FOX LAKE – Many aren’t aware of the Lake County Community Foundation or its mission.
The group’s members know this. They also know the potential power of a single voice. Most recently, the voice amplifying that mission and so much more is Malcolm Newsome of Fox Lake.
Involved with the foundation for a few years, Newsome became a member of the board last year. After the death of George Floyd and the unrest of the country amid the Black Lives Matter movement, Newsome wrote an essay about his experiences as a Black person living in Lake County.
He wrote of being stopped by a police officer while walking down the street eating ice cream and being questioned for “joy riding” in a residential neighborhood while test driving a car with a Black sales rep.
“I’ve gladly called Lake County home for over 35 years,” he wrote. “Yes, I’ve had painful experiences. But I’ve also experienced unspeakable joy here, as well.
“It is because of that love that I volunteer my time serving as a board member of the Lake County Community Foundation. It is because of that love that I urge everyone else in Lake County to take note – and not be dismissive – of the personal struggles many in the community face due to the color of their skin.”
Published on the foundation’s website at www.lakecountycf.org, the statement both reflects the foundation’s support of the Black Lives Matter movement and acknowledges that white privilege exists and is wrong.
It also encourages unity and has raised awareness of the foundation, which works to connect donors and community leaders with groups looking to improve Lake County communities.
“Let us band together to support those who are working tirelessly to reduce the pain and personal struggle caused by racism or insensitivity,” Newsome wrote. “Let us band together to help everyone experience more moments of unspeakable joy and why it’s so unique and important in the community.”
Through the creation of the Lake County Community Crisis Relief Fund, the foundation has responded to critical needs resulting from the COVID-19 pandemic.
The fund also has become a permanent countywide funding resource in times of future emergencies.
“The foundation itself has been doing good work for many years, but very few people know that it exists,” Newsome said. “If we can continue to shine a light on that and continue to pique folks’ interest and curiosity in watching what we’re doing and taking part … that’s probably the biggest thing I care about.”
Among the foundation’s recent efforts is a new grant that provided seed funding to The African American Community Partnership Group and the Asociacion Comunitaria Latina.
The foundation also is working to create safe spaces where conversations about racism and inequity can take place, said Maggie Morales, Lake County Community Foundation executive director.

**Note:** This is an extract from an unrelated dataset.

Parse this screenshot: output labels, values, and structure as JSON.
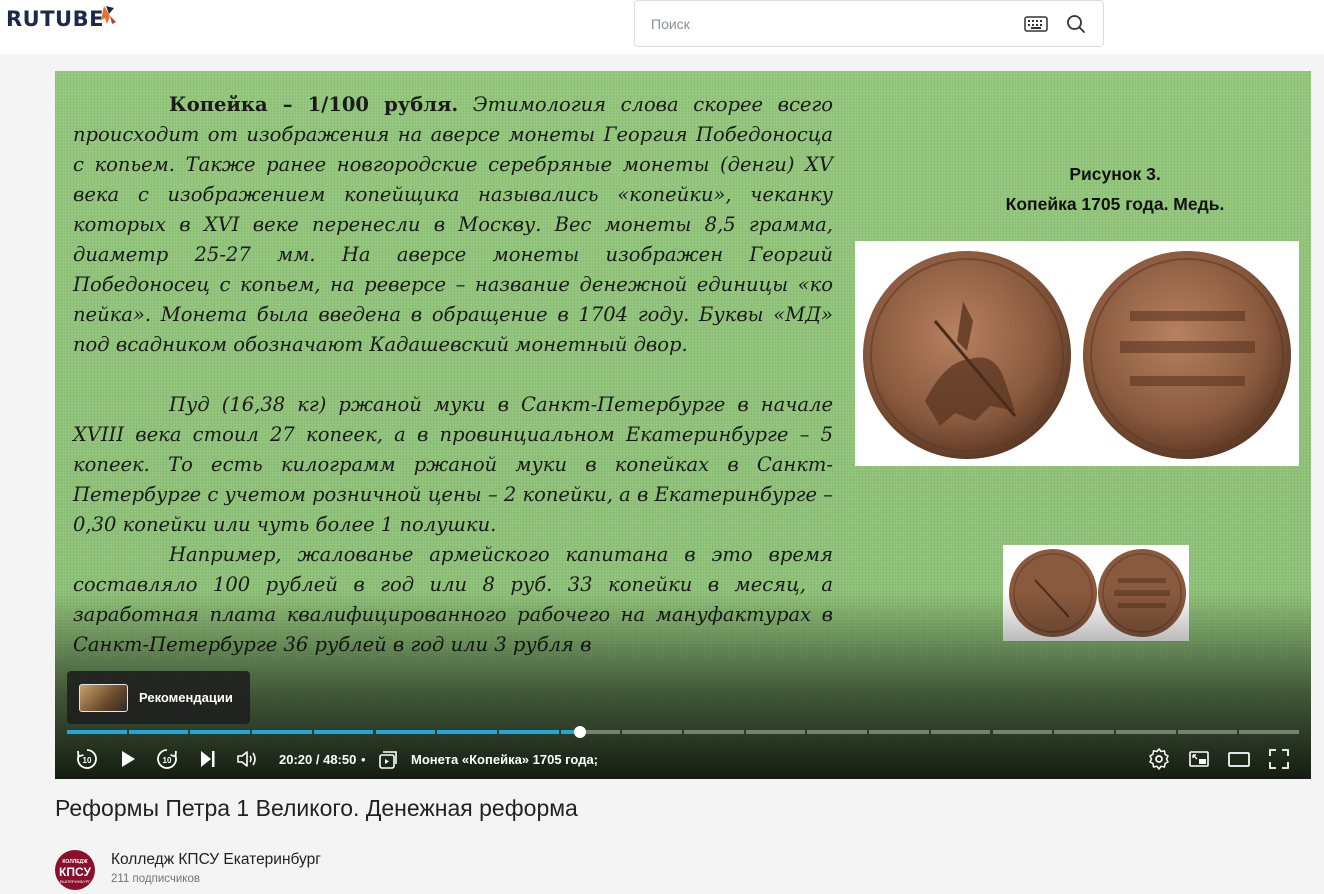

“We felt Malcolm’s voice front and center was really important,” Morales said. “I don’t think any of us realized the impact it would have and how well-received it’s been in terms of shaping voices in the community and bringing to light something that is a daily occurrence for many.”
The foundation has worked to bring awareness of poverty in Lake County, where one of the wealthiest communities in the state sits next to one of the poorest, Morales said. Yet, they seem worlds apart, she said.

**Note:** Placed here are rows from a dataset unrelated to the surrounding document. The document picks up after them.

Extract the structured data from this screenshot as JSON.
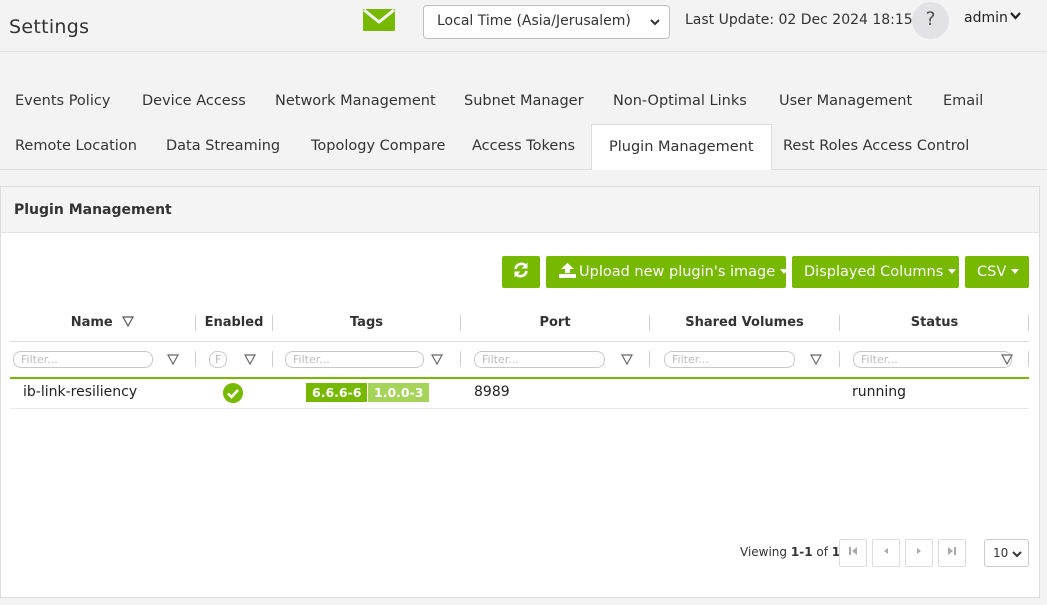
{
  "header": {
    "title": "Settings",
    "timezone_select": "Local Time (Asia/Jerusalem)",
    "last_update": "Last Update: 02 Dec 2024 18:15",
    "help_label": "?",
    "user": "admin",
    "icons": [
      "mail-icon",
      "chevron-down-icon",
      "help-icon"
    ]
  },
  "tabs": {
    "row1": [
      "Events Policy",
      "Device Access",
      "Network Management",
      "Subnet Manager",
      "Non-Optimal Links",
      "User Management",
      "Email"
    ],
    "row2": [
      "Remote Location",
      "Data Streaming",
      "Topology Compare",
      "Access Tokens",
      "Plugin Management",
      "Rest Roles Access Control"
    ],
    "active": "Plugin Management"
  },
  "panel": {
    "title": "Plugin Management",
    "toolbar": {
      "upload_label": "Upload new plugin's image",
      "columns_label": "Displayed Columns",
      "csv_label": "CSV"
    },
    "columns": [
      "Name",
      "Enabled",
      "Tags",
      "Port",
      "Shared Volumes",
      "Status"
    ],
    "filter_placeholder": "Filter...",
    "enabled_filter_placeholder": "F",
    "rows": [
      {
        "name": "ib-link-resiliency",
        "enabled": true,
        "tags": [
          "6.6.6-6",
          "1.0.0-3"
        ],
        "port": "8989",
        "shared_volumes": "",
        "status": "running"
      }
    ],
    "pager": {
      "viewing_prefix": "Viewing ",
      "range": "1-1",
      "of_label": " of ",
      "total": "1",
      "page_size": "10"
    }
  },
  "colors": {
    "accent": "#76b900",
    "tag_secondary": "#a6d35a"
  }
}
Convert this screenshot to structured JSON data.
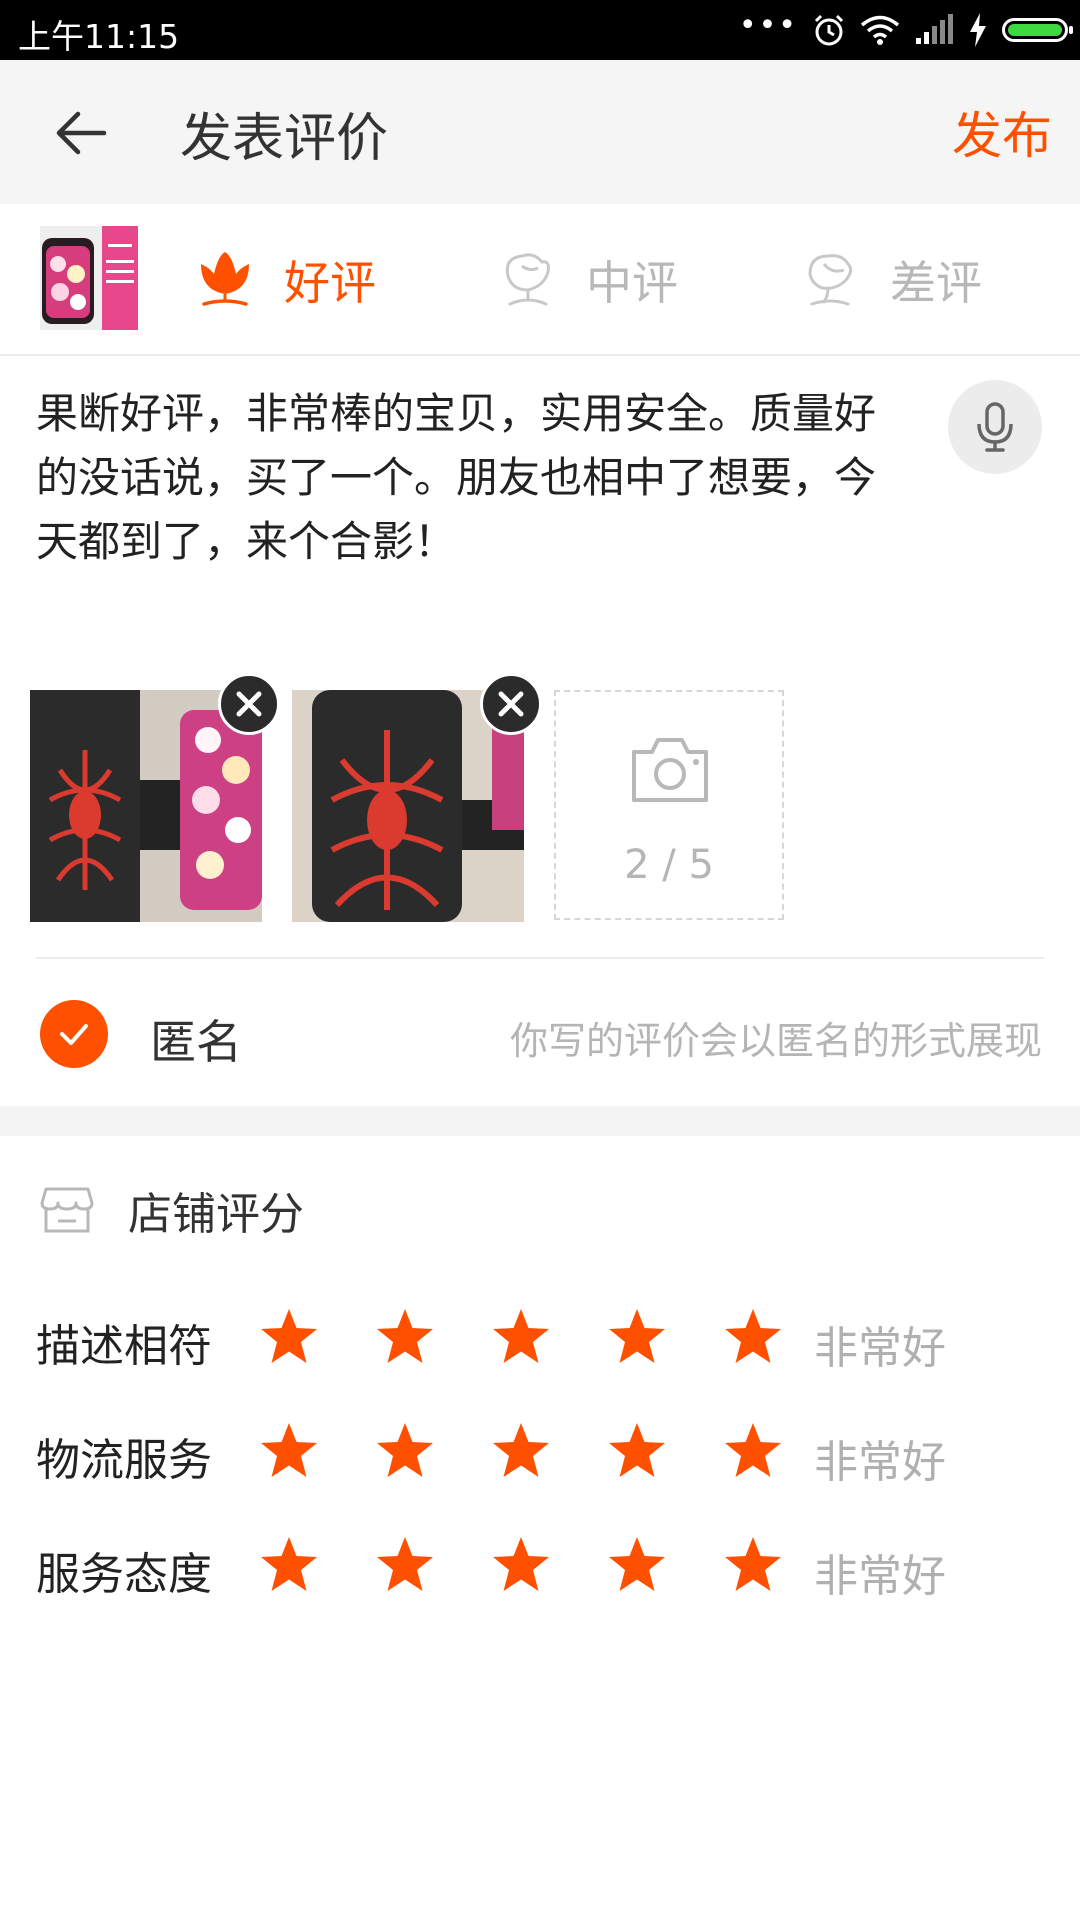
{
  "status_bar": {
    "time": "上午11:15",
    "dots": "•••"
  },
  "header": {
    "title": "发表评价",
    "publish_label": "发布"
  },
  "rating_tabs": [
    {
      "label": "好评",
      "selected": true
    },
    {
      "label": "中评",
      "selected": false
    },
    {
      "label": "差评",
      "selected": false
    }
  ],
  "review": {
    "text": "果断好评，非常棒的宝贝，实用安全。质量好的没话说，买了一个。朋友也相中了想要，今天都到了，来个合影！"
  },
  "photos": {
    "count_label": "2 / 5",
    "uploaded": 2,
    "max": 5
  },
  "anonymous": {
    "label": "匿名",
    "hint": "你写的评价会以匿名的形式展现",
    "checked": true
  },
  "shop_rating": {
    "title": "店铺评分",
    "rows": [
      {
        "name": "描述相符",
        "stars": 5,
        "verdict": "非常好"
      },
      {
        "name": "物流服务",
        "stars": 5,
        "verdict": "非常好"
      },
      {
        "name": "服务态度",
        "stars": 5,
        "verdict": "非常好"
      }
    ]
  },
  "colors": {
    "accent": "#ff5000",
    "inactive": "#b8b8b8",
    "header_bg": "#f5f5f5"
  }
}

And, like the rest of the country, more people are experiencing poverty-related issues, such as job loss and lack of access to food, child care and medical care, than before, she said.
Since Newsome released his letter, many have reached out to him in support, including someone who asked to volunteer.
“That, to me, was perfect. That was kind of the whole point of, ‘What can I do right here where I am? What’s an action I can take?’ Him reaching out to say, ‘Hey, I want to be involved.’ That excites me,” Newsome said. “It seems like there are a lot of people that really care and are really hungry for positive change.”
A father of five, Newsome also is passionate about writing and has written at least 30 children’s book, a chapter book and a young adult novel. He hopes to one day publish his work.
His books contain messages he wants his children to hear.
“I want them to also see themselves represented on the page because there are very few Black children, and even fewer biracial children – and my children are biracial – represented,” he said.